Chew More Consciously

We know you love your weeknight sitcoms, but it's important you enjoy your meals sitting at your kitchen table—not in front of the television. Why? Carolyn Brown, MS RD of Foodtrainers explains that not only do the commercials for unhealthy food and drink increase our craving for junk, but because TV is so distracting, it also makes it harder to notice how full we're becoming until we've scarfed down too much. Science agrees with Brown: A recent study in the American Journal of Clinical Nutrition found that paying attention while eating can aid weight loss efforts, while distracted eating can lead to a long-term increase in food consumption.

Skip the Cozy Booth in the Back

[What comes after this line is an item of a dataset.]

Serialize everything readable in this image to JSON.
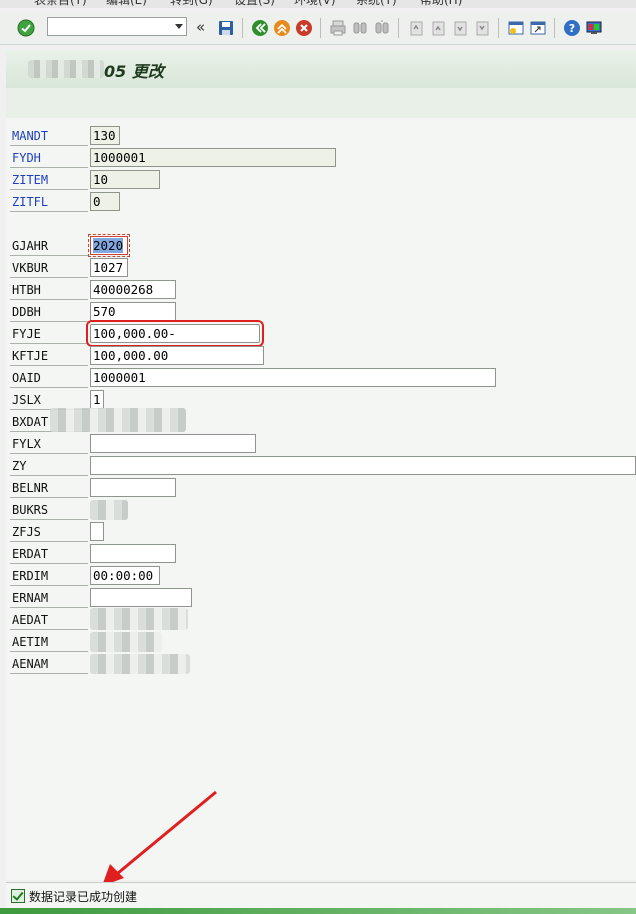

If the thought of cooking makes you hyperventilate, chances are good you eat at restaurants quite often. But even if you have every intention to make healthy food choices, researchers have discovered that where you sit can subconsciously influence what ends up on your plate. In fact, Cornell University researchers have found that diners seated farthest from the front door tend to eat fewer salads and are 73 percent more likely to order a sweet treat for dessert. The takeaway: Next time the hostess gives you your pick of tables, opt for one closest to the front.

Make a Special Request

If you rarely use your kitchen, you may get take-out from time to time. While ordering out may have a bad rap for being high-cal, there are a number of special requests and substitutions you can ask for that will slash hundred, even thousands—yes, we said thousands— of calories from your order.

Eat Dessert from a Mug

Although one of our earlier tips instructed you to throw out your junk food, that doesn't mean all sweet treats are off limits. In fact, too much diet deprivation can make sweets look all the more tempting and lead to diet-derailing binges down the road. Indulge while keeping portions and calories in check by whipping up single-serve microwave cake. Don't worry, absolutely no culinary skills are required. You just throw a bunch of ingredients into a mug, mix it up and zap it in the microwave.

Close the Kitchen at Night

Limiting when you eat is just as important as what you eat. According to a recent Cell Metabolism study, mice that engaged in "time-restricted feeding"—eating only during a 9-12 hour period of activity and abstaining from food for the 12-hour sedentary, overnight period—showed signs of reversing the progression of metabolic disease and type 2 diabetes. In fact, the experiment showed that eating under a time-restricted feeding schedule effectively stymied weight gain even when used with high-calorie, high-fructose and high-fat diets. Better yet, it was found to still be effective even when the time-restricted feeding was disrupted on the weekends. In other words, stay away from the pantry from 8pm to 8am.

Dana Leigh Smith
Dana has written for Women's Health, Prevention, Reader's Digest, and countless other publications. Read more about Dana Leigh